CPR (Cardiopulmonary resuscitation) is arguably the single most important element of any first aid course that you may take in order to help people around you.

CPR can prove to be extremely useful for a broad array of medical emergencies ranging from drowning, all the way to myocardial infarction (heart attack). It can be used in an emergency situation where a patient’s heart has stopped, or where a patient cannot breathe on their own. 

The American Heart Association (AHA) recommends that everyone should always begin CPR with a series of powerful chest compressions.

As a matter of fact, it is far better to take charge and actually do something rather than looking on helplessly as a bystander in a critical emergency.  Here it is very important to understand that being fearful of your own lack of ability at making a difference should not hinder your CPR efforts.

After all, the person has already stopped breathing and taking charge and performing CPR can actually mean the difference between life and death!

o   Why Perform CPR?

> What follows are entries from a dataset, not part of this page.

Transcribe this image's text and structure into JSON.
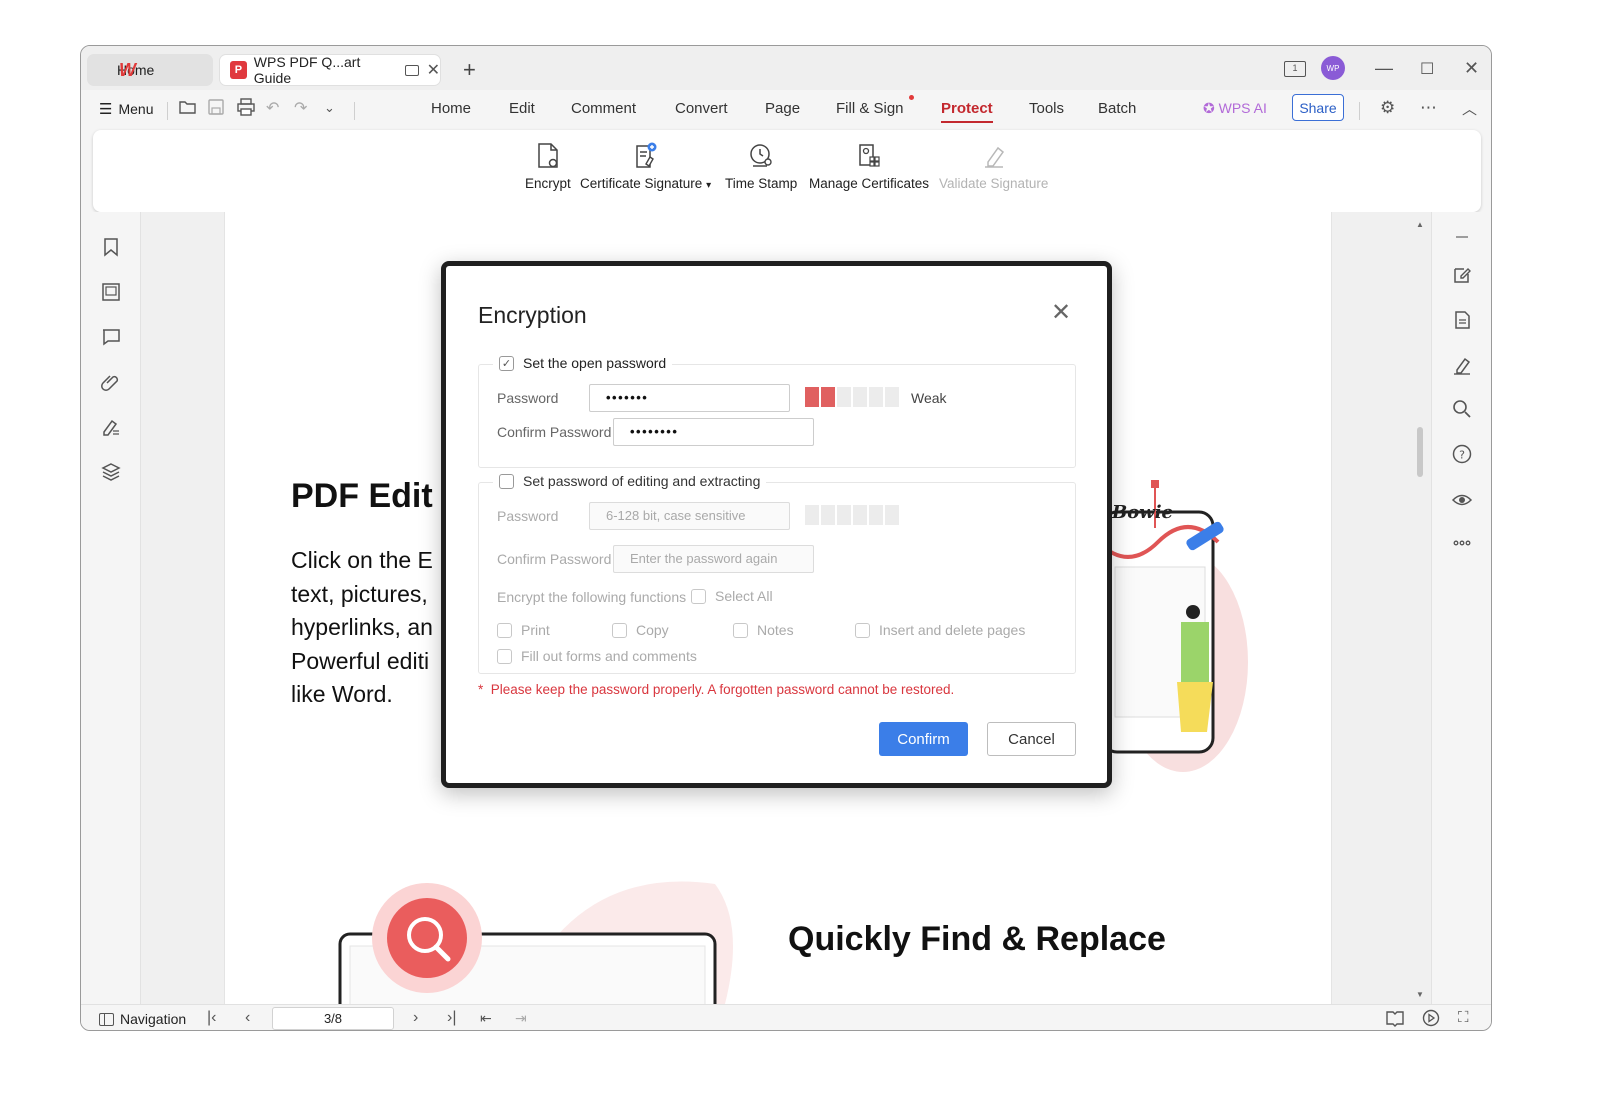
{
  "tabs": {
    "home_label": "Home",
    "doc_label": "WPS PDF Q...art Guide"
  },
  "titlebar": {
    "avatar_initials": "WP",
    "dual_view_label": "1"
  },
  "menubar": {
    "menu_label": "Menu",
    "tabs": [
      "Home",
      "Edit",
      "Comment",
      "Convert",
      "Page",
      "Fill & Sign",
      "Protect",
      "Tools",
      "Batch"
    ],
    "active_tab": "Protect",
    "wps_ai_label": "WPS AI",
    "share_label": "Share"
  },
  "ribbon": {
    "encrypt": "Encrypt",
    "certificate_signature": "Certificate Signature",
    "time_stamp": "Time Stamp",
    "manage_certificates": "Manage Certificates",
    "validate_signature": "Validate Signature"
  },
  "document": {
    "heading": "PDF Edit",
    "body": "Click on the E\ntext, pictures,\nhyperlinks, an\nPowerful editi\nlike Word.",
    "heading2": "Quickly Find & Replace",
    "illustration_text": "Bowie"
  },
  "dialog": {
    "title": "Encryption",
    "open_password": {
      "checkbox_label": "Set the open password",
      "checked": true,
      "password_label": "Password",
      "password_value": "•••••••",
      "confirm_label": "Confirm Password",
      "confirm_value": "••••••••",
      "strength_label": "Weak",
      "strength_level": 2,
      "strength_max": 6
    },
    "edit_password": {
      "checkbox_label": "Set password of editing and extracting",
      "checked": false,
      "password_label": "Password",
      "password_placeholder": "6-128 bit, case sensitive",
      "confirm_label": "Confirm Password",
      "confirm_placeholder": "Enter the password again",
      "functions_label": "Encrypt the following functions",
      "select_all": "Select All",
      "options": [
        "Print",
        "Copy",
        "Notes",
        "Insert and delete pages",
        "Fill out forms and comments"
      ]
    },
    "warning": "Please keep the password properly. A forgotten password cannot be restored.",
    "confirm_button": "Confirm",
    "cancel_button": "Cancel"
  },
  "statusbar": {
    "navigation_label": "Navigation",
    "page_indicator": "3/8"
  },
  "colors": {
    "accent_red": "#c3282e",
    "primary_blue": "#3b7ee8",
    "strength_red": "#e06060",
    "warning_red": "#d9363e"
  }
}
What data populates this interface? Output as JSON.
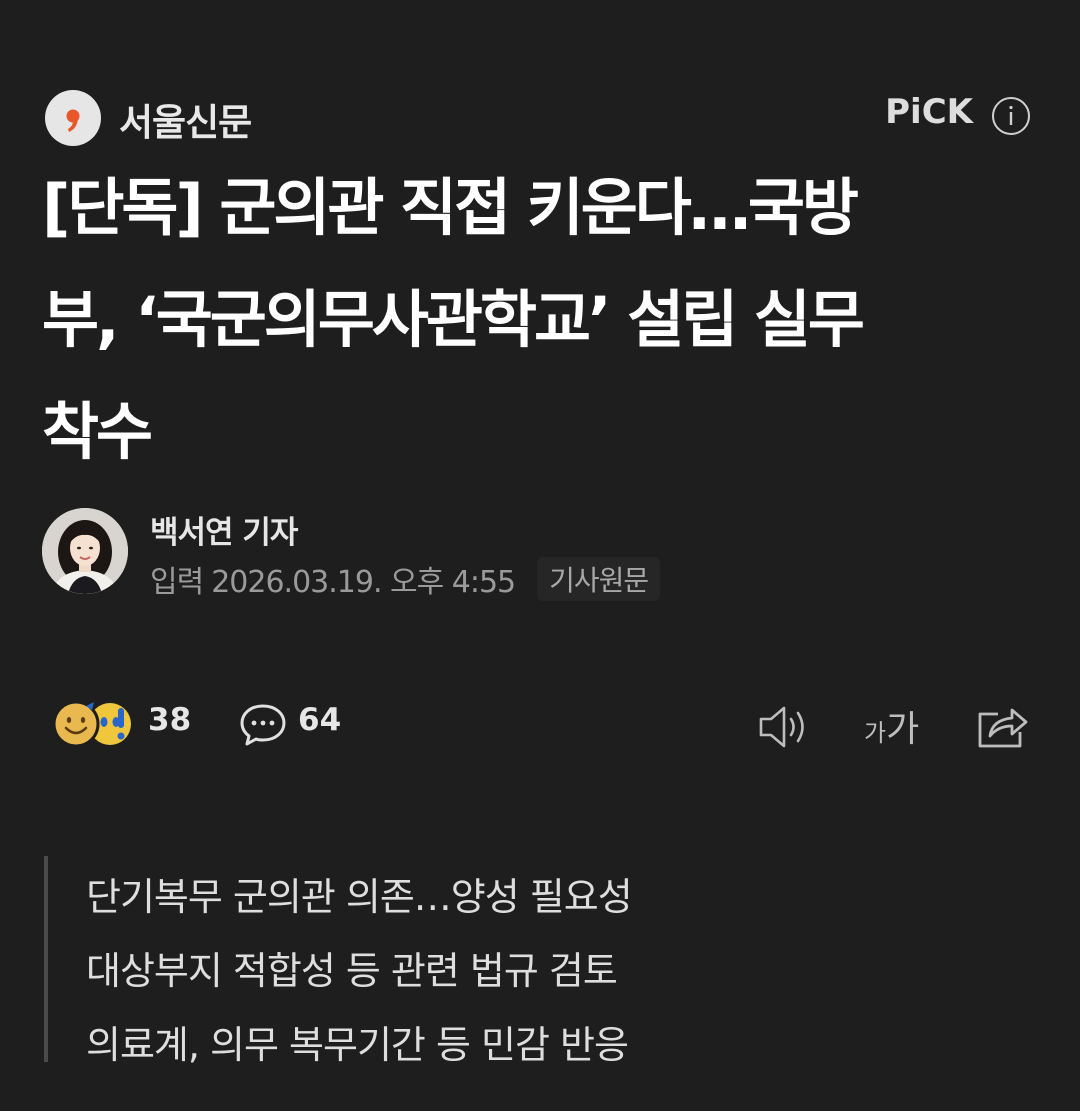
{
  "press": {
    "name": "서울신문",
    "pick_label": "PiCK",
    "logo_icon": "comma-logo-icon",
    "info_icon": "info-icon"
  },
  "headline": "[단독] 군의관 직접 키운다…국방\n부, ‘국군의무사관학교’ 설립 실무\n착수",
  "reporter": {
    "name": "백서연 기자",
    "date_prefix": "입력",
    "date": "2026.03.19. 오후 4:55",
    "original_link": "기사원문"
  },
  "actions": {
    "reaction_count": "38",
    "comment_count": "64",
    "font_small": "가",
    "font_large": "가",
    "icons": [
      "reaction-emoji-icon",
      "comment-icon",
      "speaker-icon",
      "font-size-icon",
      "share-icon"
    ]
  },
  "summary": {
    "lines": [
      "단기복무 군의관 의존…양성 필요성",
      "대상부지 적합성 등 관련 법규 검토",
      "의료계, 의무 복무기간 등 민감 반응"
    ]
  },
  "colors": {
    "background": "#1e1e1e",
    "text": "#ffffff",
    "muted": "#9a9a9a",
    "logo_accent": "#e8562a"
  }
}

Cardiopulmonary resuscitation helps to keep oxygen-rich blood flowing to the vital organs of the body. Most importantly, it makes sure that blood continues flowing to the brain. In a life or death situation, it can keep a person alive and also prevent irreparable brain damage. This is why CPR is considered to be the ideal treatment option until EMR (emergency medical response) teams arrive on the scene or the patient’s heart rate and breathing become normal again.

Once the human heart stops beating, the lack of oxygen-rich blood flowing to the brain can easily cause permanent brain damage within a few minutes. In case the patient does not resume breathing, they will not be expected to survive beyond eight to ten minutes at most.

This is why it is so important to take a duly accredited CPR and first-aid training course. But even if you are completely untrained, you should still try chest compressions on your own. However, if time permits, it is better to call 911 and allow the operator to guide you through the process.

o   CPR Checklist

Before performing CPR, you should keep the following checklist in mind:

  • Is the patient fully conscious or is he unconscious?
  • If the person ‘appears’ to be unconscious, then you should tap or shake his shoulder and ask him if he is fine in a loud voice
  • If there is no response and you are alone, then call 911 and begin administering emergency CPR.
  • Continue to do so till help arrives or the patient starts breathing normally again
  • If an AED (emergency defibrillator) is available, follow the instructions and administer an electric shock (if required)

o   Conclusion

It is always better to take a CPR and first aid course so that you are always prepared to meet any eventuality and can take charge of the situation in an instant.